I’m a big fan of saying “YES!” to life. But that doesn’t mean saying “yes!” to everything that comes along with it. It’s important to be the best version of yourself – and that doesn’t happen when you’re over-committed and stretched too thin.

With the holidays around the corner, striking a balance and keeping yourself prioritized can be a real challenge. But to that end, saying “no” can be a powerful way to make everything a little easier.

Diane Petrella, a friend of mine who happens to be a spiritual weight release coach (check out the wonderful resource that is Diane’s website), recently touched on the topic in one of her newsletters:

As simplistic as this may sound, putting yourself first this holiday season, and always, ensures that you remain happy, healthy and strong.

I’m not referring to a self-righteous, entitled sense of doing for yourself at the expense of anyone else. I’m referring to valuing the importance of honoring your needs. When you adopt this attitude, you not only have the energy and happiness to fuel yourself, you’re better able to be there for others.

Saying “no” gets easier with practice – and it need not be rude or abrasive. Just politely decline any requests that don’t serve your highest good, and know that your decision is in the best interest of everyone.

The fitness and nutrition implication is a strong one. Diane writes:

When you put yourself first by learning to say “no” and setting loving boundaries on your time and responsibilities, you honor your needs. And when you honor your needs, you’re less apt to feel resentment, frustration and anger which often triggers emotional eating.

As the holiday season quickly approaches – and as our schedules get all the tighter – put the power of “no” to work for you. By doing so, you’ll have the energy and balance to navigate this holiday season with ease and grace.

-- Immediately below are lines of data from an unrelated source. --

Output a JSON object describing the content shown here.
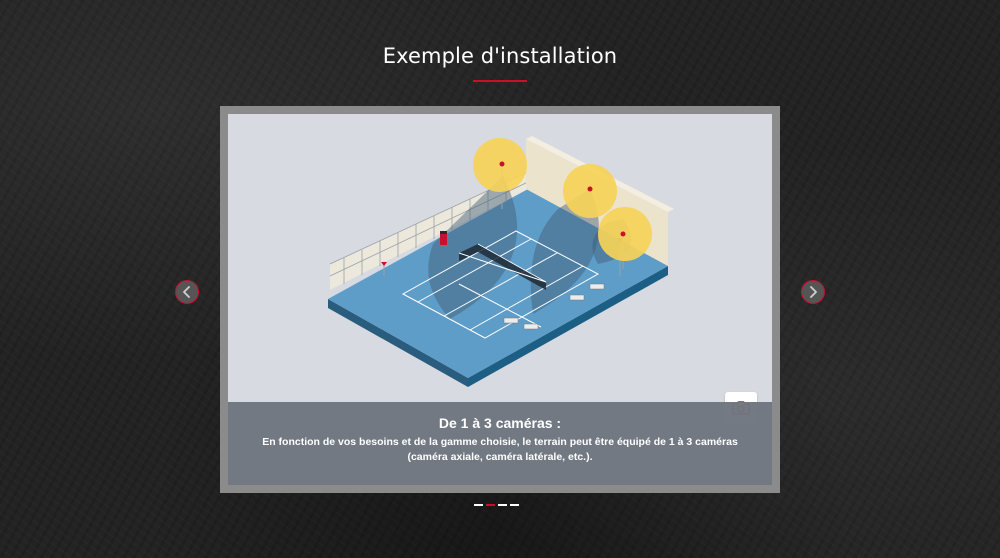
{
  "section": {
    "title": "Exemple d'installation"
  },
  "slide": {
    "caption_title": "De 1 à 3 caméras :",
    "caption_text": "En fonction de vos besoins et de la gamme choisie, le terrain peut être équipé de 1 à 3 caméras (caméra axiale, caméra latérale, etc.)."
  },
  "carousel": {
    "slide_count": 4,
    "active_index": 1
  },
  "icons": {
    "prev": "chevron-left-icon",
    "next": "chevron-right-icon",
    "photo": "camera-icon"
  },
  "colors": {
    "accent": "#c8102e",
    "court": "#5f9dc9",
    "court_edge": "#1d5f84",
    "camera_zone": "#f6d258",
    "slide_bg": "#d7dae0"
  }
}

Are You Thankful for Your Body?

Of all the feelings you direct toward your body, how often do you express gratitude?

Many of us are angry or frustrated that we’re too large, too thin, too weak, too this or too that. Some of us feel shame, guilt or even fear about our bodies.

The desire to make our bodies healthier and stronger is positive. But I think that intention is best served in a package of gratitude. If we can be grateful for our body in its current form – and accept it as it is today – then I think our transformation comes from a place of true power. And if you are grateful for your body, then you are more likely to nourish it with healthy foods and actions. It’s an upward spiral.

Gratitude can lift us from a world of low frequency emotions like shame, guilt and anger into the higher frequency emotions of willingness, acceptance and love. It’s like a ladder on which we can climb out of the darkness.

Today, on the day before Thanksgiving, I give thanks to my miraculous human body. And I invite you to do the same. Regardless of where you’re at or what you’d like to change, give thanks.

What about your body inspires gratitude? Let me know in the comments.